Data extracted from a collection:
----
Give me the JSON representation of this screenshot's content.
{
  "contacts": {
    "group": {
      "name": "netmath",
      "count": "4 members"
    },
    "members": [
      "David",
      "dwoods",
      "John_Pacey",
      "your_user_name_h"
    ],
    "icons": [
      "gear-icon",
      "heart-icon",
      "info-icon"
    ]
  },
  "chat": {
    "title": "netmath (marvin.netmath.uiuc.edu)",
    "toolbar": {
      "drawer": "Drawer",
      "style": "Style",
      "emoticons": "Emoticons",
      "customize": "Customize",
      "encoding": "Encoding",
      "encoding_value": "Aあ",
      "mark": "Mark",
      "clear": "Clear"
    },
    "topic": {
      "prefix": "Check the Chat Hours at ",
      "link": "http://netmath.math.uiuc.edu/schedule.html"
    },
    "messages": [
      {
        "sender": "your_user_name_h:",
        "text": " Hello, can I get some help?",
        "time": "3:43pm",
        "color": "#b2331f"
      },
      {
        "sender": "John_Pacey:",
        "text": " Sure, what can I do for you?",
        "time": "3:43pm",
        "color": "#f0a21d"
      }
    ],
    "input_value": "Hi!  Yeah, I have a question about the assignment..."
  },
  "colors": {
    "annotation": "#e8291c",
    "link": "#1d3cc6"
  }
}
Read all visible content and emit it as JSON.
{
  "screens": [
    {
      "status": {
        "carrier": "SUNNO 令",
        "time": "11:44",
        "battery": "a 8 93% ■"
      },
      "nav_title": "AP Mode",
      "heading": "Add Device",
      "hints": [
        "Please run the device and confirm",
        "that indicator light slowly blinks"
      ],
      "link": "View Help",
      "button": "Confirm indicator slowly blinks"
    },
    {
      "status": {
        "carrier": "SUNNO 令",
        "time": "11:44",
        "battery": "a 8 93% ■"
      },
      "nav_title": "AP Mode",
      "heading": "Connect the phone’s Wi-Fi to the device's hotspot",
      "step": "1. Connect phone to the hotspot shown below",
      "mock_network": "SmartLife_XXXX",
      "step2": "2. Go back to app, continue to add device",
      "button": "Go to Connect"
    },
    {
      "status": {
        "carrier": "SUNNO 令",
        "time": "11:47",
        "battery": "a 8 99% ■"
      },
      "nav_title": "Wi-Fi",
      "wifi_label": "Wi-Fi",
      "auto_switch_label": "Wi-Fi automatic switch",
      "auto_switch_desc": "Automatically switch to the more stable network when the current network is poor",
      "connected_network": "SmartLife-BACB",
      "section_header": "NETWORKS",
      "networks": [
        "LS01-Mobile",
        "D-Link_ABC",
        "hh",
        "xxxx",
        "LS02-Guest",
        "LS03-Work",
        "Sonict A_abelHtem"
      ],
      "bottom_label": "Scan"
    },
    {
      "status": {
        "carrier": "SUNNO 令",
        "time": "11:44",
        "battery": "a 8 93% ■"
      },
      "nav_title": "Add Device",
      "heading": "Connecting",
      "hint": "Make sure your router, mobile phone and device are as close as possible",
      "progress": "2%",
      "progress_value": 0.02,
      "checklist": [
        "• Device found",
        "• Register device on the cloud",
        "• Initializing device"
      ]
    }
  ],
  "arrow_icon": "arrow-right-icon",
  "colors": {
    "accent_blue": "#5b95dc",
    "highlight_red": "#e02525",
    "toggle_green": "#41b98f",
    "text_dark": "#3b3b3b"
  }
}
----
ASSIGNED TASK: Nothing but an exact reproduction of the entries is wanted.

TASK RESPONSE:
Give me the JSON representation of this screenshot's content.
{
  "contacts": {
    "group": {
      "name": "netmath",
      "count": "4 members"
    },
    "members": [
      "David",
      "dwoods",
      "John_Pacey",
      "your_user_name_h"
    ],
    "icons": [
      "gear-icon",
      "heart-icon",
      "info-icon"
    ]
  },
  "chat": {
    "title": "netmath (marvin.netmath.uiuc.edu)",
    "toolbar": {
      "drawer": "Drawer",
      "style": "Style",
      "emoticons": "Emoticons",
      "customize": "Customize",
      "encoding": "Encoding",
      "encoding_value": "Aあ",
      "mark": "Mark",
      "clear": "Clear"
    },
    "topic": {
      "prefix": "Check the Chat Hours at ",
      "link": "http://netmath.math.uiuc.edu/schedule.html"
    },
    "messages": [
      {
        "sender": "your_user_name_h:",
        "text": " Hello, can I get some help?",
        "time": "3:43pm",
        "color": "#b2331f"
      },
      {
        "sender": "John_Pacey:",
        "text": " Sure, what can I do for you?",
        "time": "3:43pm",
        "color": "#f0a21d"
      }
    ],
    "input_value": "Hi!  Yeah, I have a question about the assignment..."
  },
  "colors": {
    "annotation": "#e8291c",
    "link": "#1d3cc6"
  }
}
Read all visible content and emit it as JSON.
{
  "screens": [
    {
      "status": {
        "carrier": "SUNNO 令",
        "time": "11:44",
        "battery": "a 8 93% ■"
      },
      "nav_title": "AP Mode",
      "heading": "Add Device",
      "hints": [
        "Please run the device and confirm",
        "that indicator light slowly blinks"
      ],
      "link": "View Help",
      "button": "Confirm indicator slowly blinks"
    },
    {
      "status": {
        "carrier": "SUNNO 令",
        "time": "11:44",
        "battery": "a 8 93% ■"
      },
      "nav_title": "AP Mode",
      "heading": "Connect the phone’s Wi-Fi to the device's hotspot",
      "step": "1. Connect phone to the hotspot shown below",
      "mock_network": "SmartLife_XXXX",
      "step2": "2. Go back to app, continue to add device",
      "button": "Go to Connect"
    },
    {
      "status": {
        "carrier": "SUNNO 令",
        "time": "11:47",
        "battery": "a 8 99% ■"
      },
      "nav_title": "Wi-Fi",
      "wifi_label": "Wi-Fi",
      "auto_switch_label": "Wi-Fi automatic switch",
      "auto_switch_desc": "Automatically switch to the more stable network when the current network is poor",
      "connected_network": "SmartLife-BACB",
      "section_header": "NETWORKS",
      "networks": [
        "LS01-Mobile",
        "D-Link_ABC",
        "hh",
        "xxxx",
        "LS02-Guest",
        "LS03-Work",
        "Sonict A_abelHtem"
      ],
      "bottom_label": "Scan"
    },
    {
      "status": {
        "carrier": "SUNNO 令",
        "time": "11:44",
        "battery": "a 8 93% ■"
      },
      "nav_title": "Add Device",
      "heading": "Connecting",
      "hint": "Make sure your router, mobile phone and device are as close as possible",
      "progress": "2%",
      "progress_value": 0.02,
      "checklist": [
        "• Device found",
        "• Register device on the cloud",
        "• Initializing device"
      ]
    }
  ],
  "arrow_icon": "arrow-right-icon",
  "colors": {
    "accent_blue": "#5b95dc",
    "highlight_red": "#e02525",
    "toggle_green": "#41b98f",
    "text_dark": "#3b3b3b"
  }
}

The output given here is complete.